WHAT TO PRODUCE: Search the listing for the string "this". Copy every line that has it.

PROVIDED RECORDS:
__________

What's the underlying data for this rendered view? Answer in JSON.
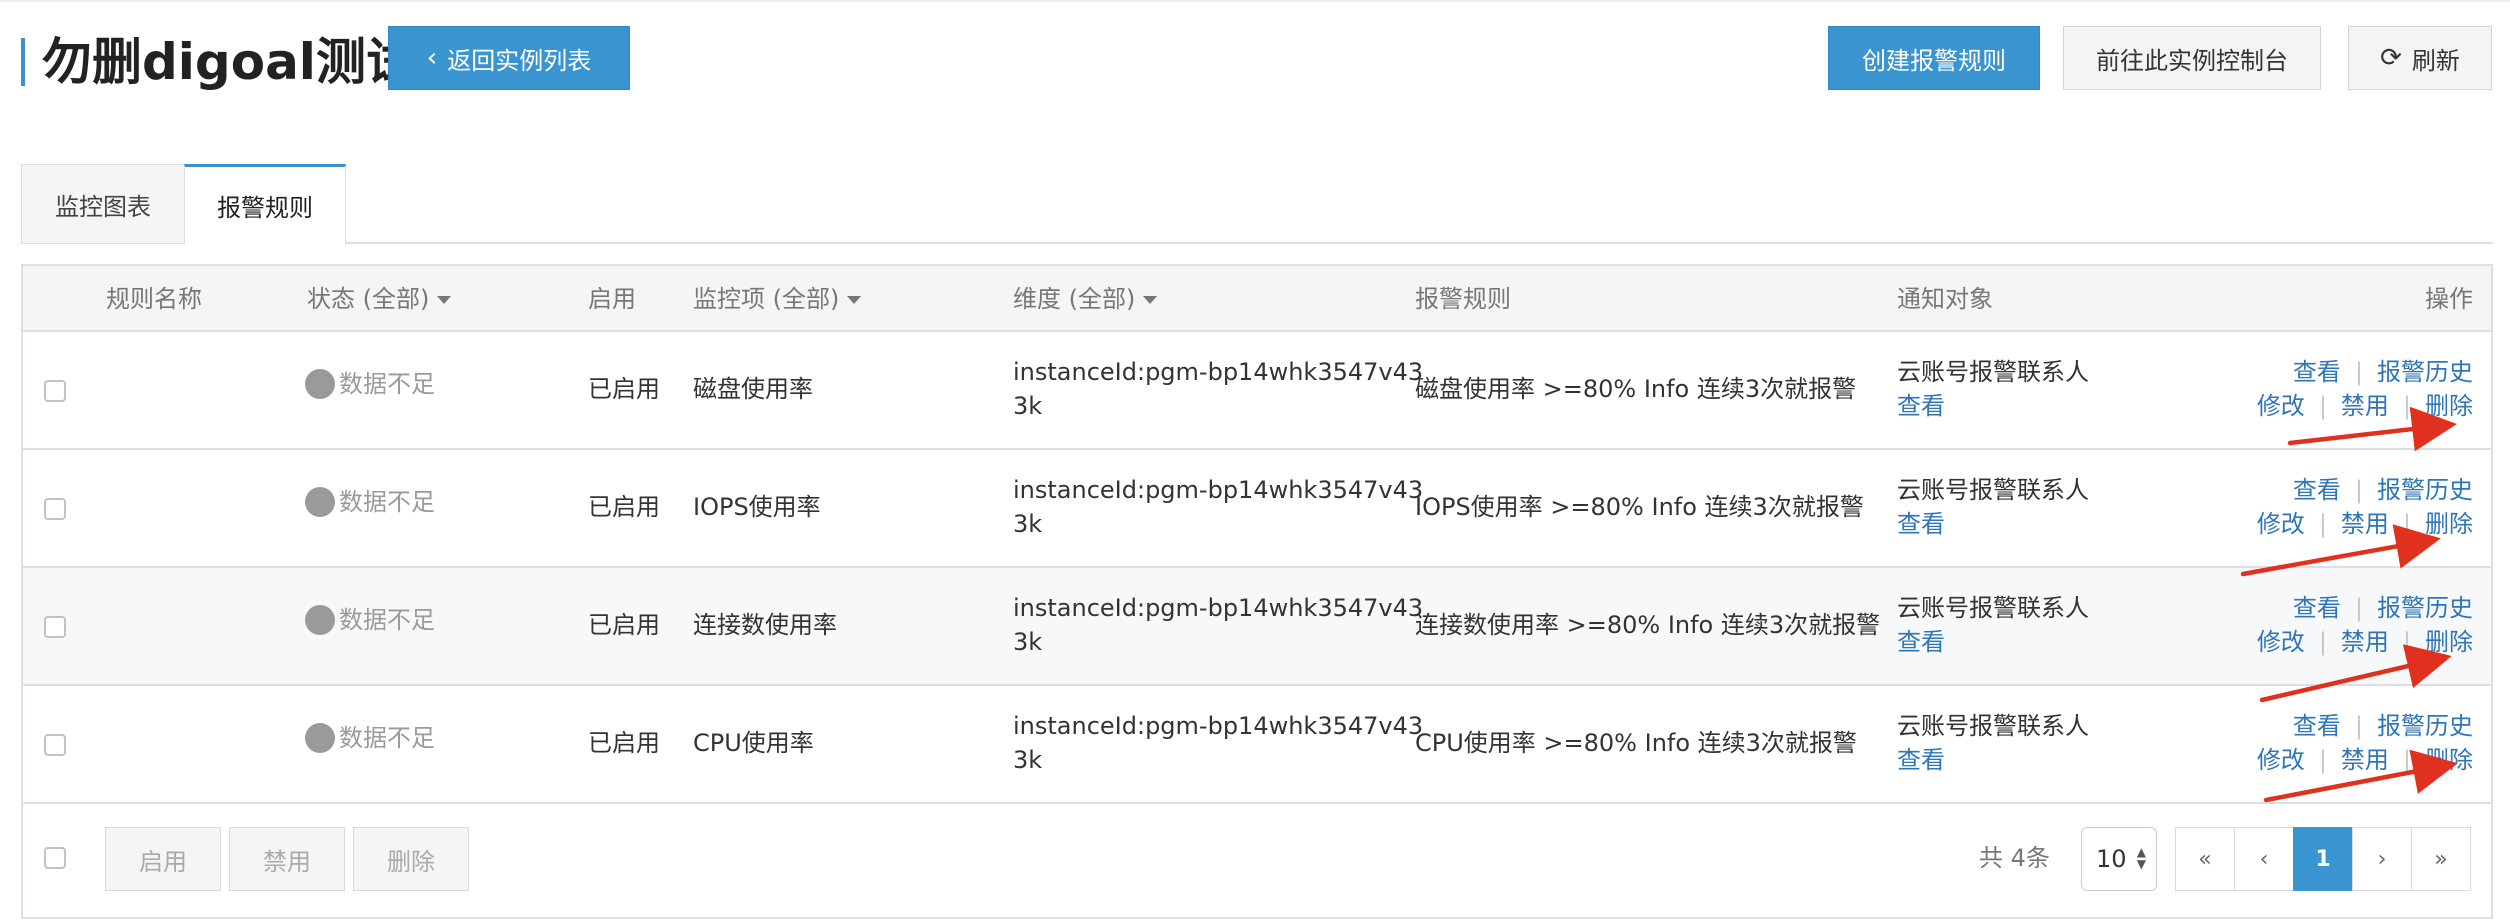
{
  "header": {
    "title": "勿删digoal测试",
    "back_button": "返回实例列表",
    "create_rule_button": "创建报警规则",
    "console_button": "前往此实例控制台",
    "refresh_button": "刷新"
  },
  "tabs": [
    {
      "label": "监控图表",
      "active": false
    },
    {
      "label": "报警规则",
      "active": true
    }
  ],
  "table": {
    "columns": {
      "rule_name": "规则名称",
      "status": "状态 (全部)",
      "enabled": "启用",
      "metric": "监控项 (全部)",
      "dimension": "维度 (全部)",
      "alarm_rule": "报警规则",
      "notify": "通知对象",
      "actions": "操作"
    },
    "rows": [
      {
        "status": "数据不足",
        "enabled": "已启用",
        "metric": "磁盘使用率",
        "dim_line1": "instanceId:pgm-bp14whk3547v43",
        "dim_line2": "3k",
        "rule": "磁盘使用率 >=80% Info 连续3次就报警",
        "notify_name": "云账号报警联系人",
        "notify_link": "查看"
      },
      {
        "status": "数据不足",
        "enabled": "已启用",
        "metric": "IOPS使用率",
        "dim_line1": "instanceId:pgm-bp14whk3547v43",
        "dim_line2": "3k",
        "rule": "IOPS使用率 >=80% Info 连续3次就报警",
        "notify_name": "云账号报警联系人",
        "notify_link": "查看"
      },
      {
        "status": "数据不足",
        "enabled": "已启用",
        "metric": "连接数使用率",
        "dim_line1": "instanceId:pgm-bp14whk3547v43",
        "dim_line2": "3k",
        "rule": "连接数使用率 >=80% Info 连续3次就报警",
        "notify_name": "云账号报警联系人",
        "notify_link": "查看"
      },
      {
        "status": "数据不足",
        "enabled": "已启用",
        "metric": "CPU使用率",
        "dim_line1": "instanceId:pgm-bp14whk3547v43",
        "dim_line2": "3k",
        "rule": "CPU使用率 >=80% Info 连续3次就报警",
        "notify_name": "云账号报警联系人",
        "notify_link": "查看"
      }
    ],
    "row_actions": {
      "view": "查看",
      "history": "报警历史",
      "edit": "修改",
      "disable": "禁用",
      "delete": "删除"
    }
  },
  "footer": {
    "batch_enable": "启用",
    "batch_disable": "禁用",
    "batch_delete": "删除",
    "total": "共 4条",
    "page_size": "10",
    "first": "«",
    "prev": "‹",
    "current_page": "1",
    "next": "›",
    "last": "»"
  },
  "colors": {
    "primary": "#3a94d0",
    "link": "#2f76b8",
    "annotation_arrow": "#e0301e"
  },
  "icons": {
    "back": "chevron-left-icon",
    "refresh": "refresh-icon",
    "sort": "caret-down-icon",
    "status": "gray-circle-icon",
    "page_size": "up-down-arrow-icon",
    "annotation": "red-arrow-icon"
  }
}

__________

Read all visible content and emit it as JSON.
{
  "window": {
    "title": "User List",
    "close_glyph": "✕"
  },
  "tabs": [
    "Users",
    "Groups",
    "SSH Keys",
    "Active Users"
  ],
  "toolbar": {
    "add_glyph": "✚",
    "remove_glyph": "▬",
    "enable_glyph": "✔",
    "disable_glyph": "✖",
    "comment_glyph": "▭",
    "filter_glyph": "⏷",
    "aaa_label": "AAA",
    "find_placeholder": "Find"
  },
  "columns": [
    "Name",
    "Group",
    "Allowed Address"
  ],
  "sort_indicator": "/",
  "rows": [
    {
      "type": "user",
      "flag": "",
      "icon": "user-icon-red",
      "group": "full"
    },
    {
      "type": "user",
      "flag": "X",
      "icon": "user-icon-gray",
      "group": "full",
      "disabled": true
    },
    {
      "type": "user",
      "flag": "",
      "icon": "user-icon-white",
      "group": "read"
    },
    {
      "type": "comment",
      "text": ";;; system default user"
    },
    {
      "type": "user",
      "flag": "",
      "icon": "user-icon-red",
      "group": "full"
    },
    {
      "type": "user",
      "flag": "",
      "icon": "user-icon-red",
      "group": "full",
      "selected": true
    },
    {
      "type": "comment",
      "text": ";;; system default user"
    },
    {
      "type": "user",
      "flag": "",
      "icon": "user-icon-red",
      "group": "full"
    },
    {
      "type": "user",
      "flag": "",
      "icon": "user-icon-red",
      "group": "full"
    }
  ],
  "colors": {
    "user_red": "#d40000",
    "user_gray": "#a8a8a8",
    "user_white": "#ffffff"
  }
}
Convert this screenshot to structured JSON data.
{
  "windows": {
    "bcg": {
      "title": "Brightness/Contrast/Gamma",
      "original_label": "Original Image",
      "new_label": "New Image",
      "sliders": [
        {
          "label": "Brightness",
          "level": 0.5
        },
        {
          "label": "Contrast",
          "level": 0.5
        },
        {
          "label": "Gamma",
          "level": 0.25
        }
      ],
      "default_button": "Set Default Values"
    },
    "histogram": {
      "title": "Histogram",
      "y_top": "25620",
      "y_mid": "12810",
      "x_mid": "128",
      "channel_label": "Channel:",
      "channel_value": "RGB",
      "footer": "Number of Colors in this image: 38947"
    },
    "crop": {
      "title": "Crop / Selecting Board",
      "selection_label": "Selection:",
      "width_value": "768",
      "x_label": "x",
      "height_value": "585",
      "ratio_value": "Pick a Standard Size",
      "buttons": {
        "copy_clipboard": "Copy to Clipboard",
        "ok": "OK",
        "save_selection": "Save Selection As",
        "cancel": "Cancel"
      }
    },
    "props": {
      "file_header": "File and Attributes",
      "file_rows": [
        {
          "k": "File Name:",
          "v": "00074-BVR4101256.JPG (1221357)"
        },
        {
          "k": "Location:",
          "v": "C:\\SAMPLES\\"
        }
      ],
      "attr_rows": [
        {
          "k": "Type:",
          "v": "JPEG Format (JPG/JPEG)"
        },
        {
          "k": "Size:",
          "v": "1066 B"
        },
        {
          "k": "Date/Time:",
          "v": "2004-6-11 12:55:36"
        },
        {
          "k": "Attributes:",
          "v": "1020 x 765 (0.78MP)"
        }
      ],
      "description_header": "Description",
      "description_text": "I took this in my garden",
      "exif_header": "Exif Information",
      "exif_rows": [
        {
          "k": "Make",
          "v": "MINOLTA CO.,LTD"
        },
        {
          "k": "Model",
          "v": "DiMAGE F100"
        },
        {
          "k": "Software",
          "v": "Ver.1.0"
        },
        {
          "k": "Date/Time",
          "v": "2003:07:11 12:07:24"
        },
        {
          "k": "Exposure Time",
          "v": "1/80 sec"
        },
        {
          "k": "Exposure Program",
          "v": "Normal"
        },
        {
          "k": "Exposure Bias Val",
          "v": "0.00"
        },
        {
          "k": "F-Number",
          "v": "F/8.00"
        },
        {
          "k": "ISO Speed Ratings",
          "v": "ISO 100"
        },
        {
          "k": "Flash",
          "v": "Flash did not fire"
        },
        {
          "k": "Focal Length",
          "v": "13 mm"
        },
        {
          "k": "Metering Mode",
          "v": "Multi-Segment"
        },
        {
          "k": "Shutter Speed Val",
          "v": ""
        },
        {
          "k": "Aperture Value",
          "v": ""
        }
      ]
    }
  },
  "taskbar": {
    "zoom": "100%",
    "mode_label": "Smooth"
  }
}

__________

EXPECTED OUTPUT:
What's the underlying data for this rendered view? Answer in JSON.
Convert this screenshot to structured JSON data.
      "footer": "Number of Colors in this image: 38947"
      "description_text": "I took this in my garden",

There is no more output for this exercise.